Each record should be given again exactly, and any picture in it left out.
**** EXTRACTED ENTRIES ****
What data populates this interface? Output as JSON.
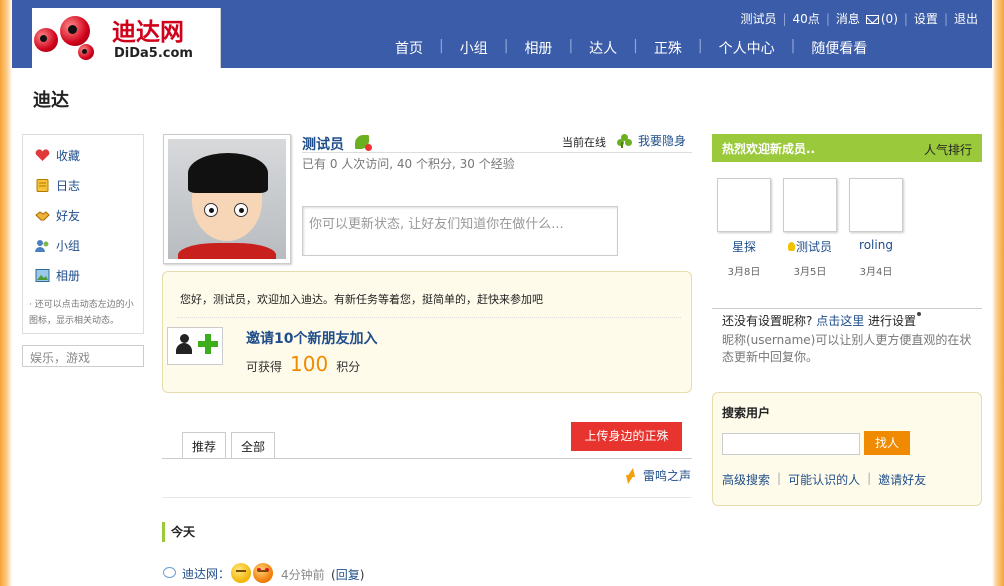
{
  "header": {
    "logo_cn": "迪达网",
    "logo_en": "DiDa5.com",
    "user": "测试员",
    "points": "40点",
    "messages": "消息",
    "mail_count": "(0)",
    "settings": "设置",
    "logout": "退出",
    "nav": [
      "首页",
      "小组",
      "相册",
      "达人",
      "正殊",
      "个人中心",
      "随便看看"
    ]
  },
  "page_title": "迪达",
  "sidebar": {
    "items": [
      {
        "label": "收藏",
        "icon": "heart-icon"
      },
      {
        "label": "日志",
        "icon": "notebook-icon"
      },
      {
        "label": "好友",
        "icon": "handshake-icon"
      },
      {
        "label": "小组",
        "icon": "group-icon"
      },
      {
        "label": "相册",
        "icon": "photo-icon"
      }
    ],
    "note": "· 还可以点击动态左边的小图标，显示相关动态。",
    "tags": "娱乐，游戏"
  },
  "profile": {
    "name": "测试员",
    "online_status": "当前在线",
    "hide_link": "我要隐身",
    "stats": "已有 0 人次访问, 40 个积分, 30 个经验",
    "status_placeholder": "你可以更新状态, 让好友们知道你在做什么..."
  },
  "task": {
    "message": "您好，测试员，欢迎加入迪达。有新任务等着您，挺简单的，赶快来参加吧",
    "title": "邀请10个新朋友加入",
    "reward_prefix": "可获得",
    "reward_value": "100",
    "reward_suffix": "积分"
  },
  "feed": {
    "tabs": [
      "推荐",
      "全部"
    ],
    "upload_button": "上传身边的正殊",
    "thunder_link": "雷鸣之声",
    "today_label": "今天",
    "item": {
      "user": "迪达网",
      "colon": "：",
      "time": "4分钟前",
      "reply_open": "(",
      "reply": "回复",
      "reply_close": ")"
    }
  },
  "right": {
    "welcome_title": "热烈欢迎新成员..",
    "popular_rank": "人气排行",
    "members": [
      {
        "name": "星探",
        "date": "3月8日"
      },
      {
        "name": "测试员",
        "date": "3月5日"
      },
      {
        "name": "roling",
        "date": "3月4日"
      }
    ],
    "nickname_prompt": "还没有设置昵称?",
    "nickname_link": "点击这里",
    "nickname_suffix": "进行设置",
    "nickname_desc": "昵称(username)可以让别人更方便直观的在状态更新中回复你。",
    "search_title": "搜索用户",
    "search_button": "找人",
    "search_links": [
      "高级搜索",
      "可能认识的人",
      "邀请好友"
    ]
  },
  "colors": {
    "header_bg": "#3b5ca8",
    "link": "#1f4e8a",
    "accent_green": "#9bc93c",
    "upload_red": "#e8342f",
    "orange": "#f08a00"
  }
}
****
**RESULT**
What data populates this interface? Output as JSON.
{
  "header": {
    "logo_cn": "迪达网",
    "logo_en": "DiDa5.com",
    "user": "测试员",
    "points": "40点",
    "messages": "消息",
    "mail_count": "(0)",
    "settings": "设置",
    "logout": "退出",
    "nav": [
      "首页",
      "小组",
      "相册",
      "达人",
      "正殊",
      "个人中心",
      "随便看看"
    ]
  },
  "page_title": "迪达",
  "sidebar": {
    "items": [
      {
        "label": "收藏",
        "icon": "heart-icon"
      },
      {
        "label": "日志",
        "icon": "notebook-icon"
      },
      {
        "label": "好友",
        "icon": "handshake-icon"
      },
      {
        "label": "小组",
        "icon": "group-icon"
      },
      {
        "label": "相册",
        "icon": "photo-icon"
      }
    ],
    "note": "· 还可以点击动态左边的小图标，显示相关动态。",
    "tags": "娱乐，游戏"
  },
  "profile": {
    "name": "测试员",
    "online_status": "当前在线",
    "hide_link": "我要隐身",
    "stats": "已有 0 人次访问, 40 个积分, 30 个经验",
    "status_placeholder": "你可以更新状态, 让好友们知道你在做什么..."
  },
  "task": {
    "message": "您好，测试员，欢迎加入迪达。有新任务等着您，挺简单的，赶快来参加吧",
    "title": "邀请10个新朋友加入",
    "reward_prefix": "可获得",
    "reward_value": "100",
    "reward_suffix": "积分"
  },
  "feed": {
    "tabs": [
      "推荐",
      "全部"
    ],
    "upload_button": "上传身边的正殊",
    "thunder_link": "雷鸣之声",
    "today_label": "今天",
    "item": {
      "user": "迪达网",
      "colon": "：",
      "time": "4分钟前",
      "reply_open": "(",
      "reply": "回复",
      "reply_close": ")"
    }
  },
  "right": {
    "welcome_title": "热烈欢迎新成员..",
    "popular_rank": "人气排行",
    "members": [
      {
        "name": "星探",
        "date": "3月8日"
      },
      {
        "name": "测试员",
        "date": "3月5日"
      },
      {
        "name": "roling",
        "date": "3月4日"
      }
    ],
    "nickname_prompt": "还没有设置昵称?",
    "nickname_link": "点击这里",
    "nickname_suffix": "进行设置",
    "nickname_desc": "昵称(username)可以让别人更方便直观的在状态更新中回复你。",
    "search_title": "搜索用户",
    "search_button": "找人",
    "search_links": [
      "高级搜索",
      "可能认识的人",
      "邀请好友"
    ]
  },
  "colors": {
    "header_bg": "#3b5ca8",
    "link": "#1f4e8a",
    "accent_green": "#9bc93c",
    "upload_red": "#e8342f",
    "orange": "#f08a00"
  }
}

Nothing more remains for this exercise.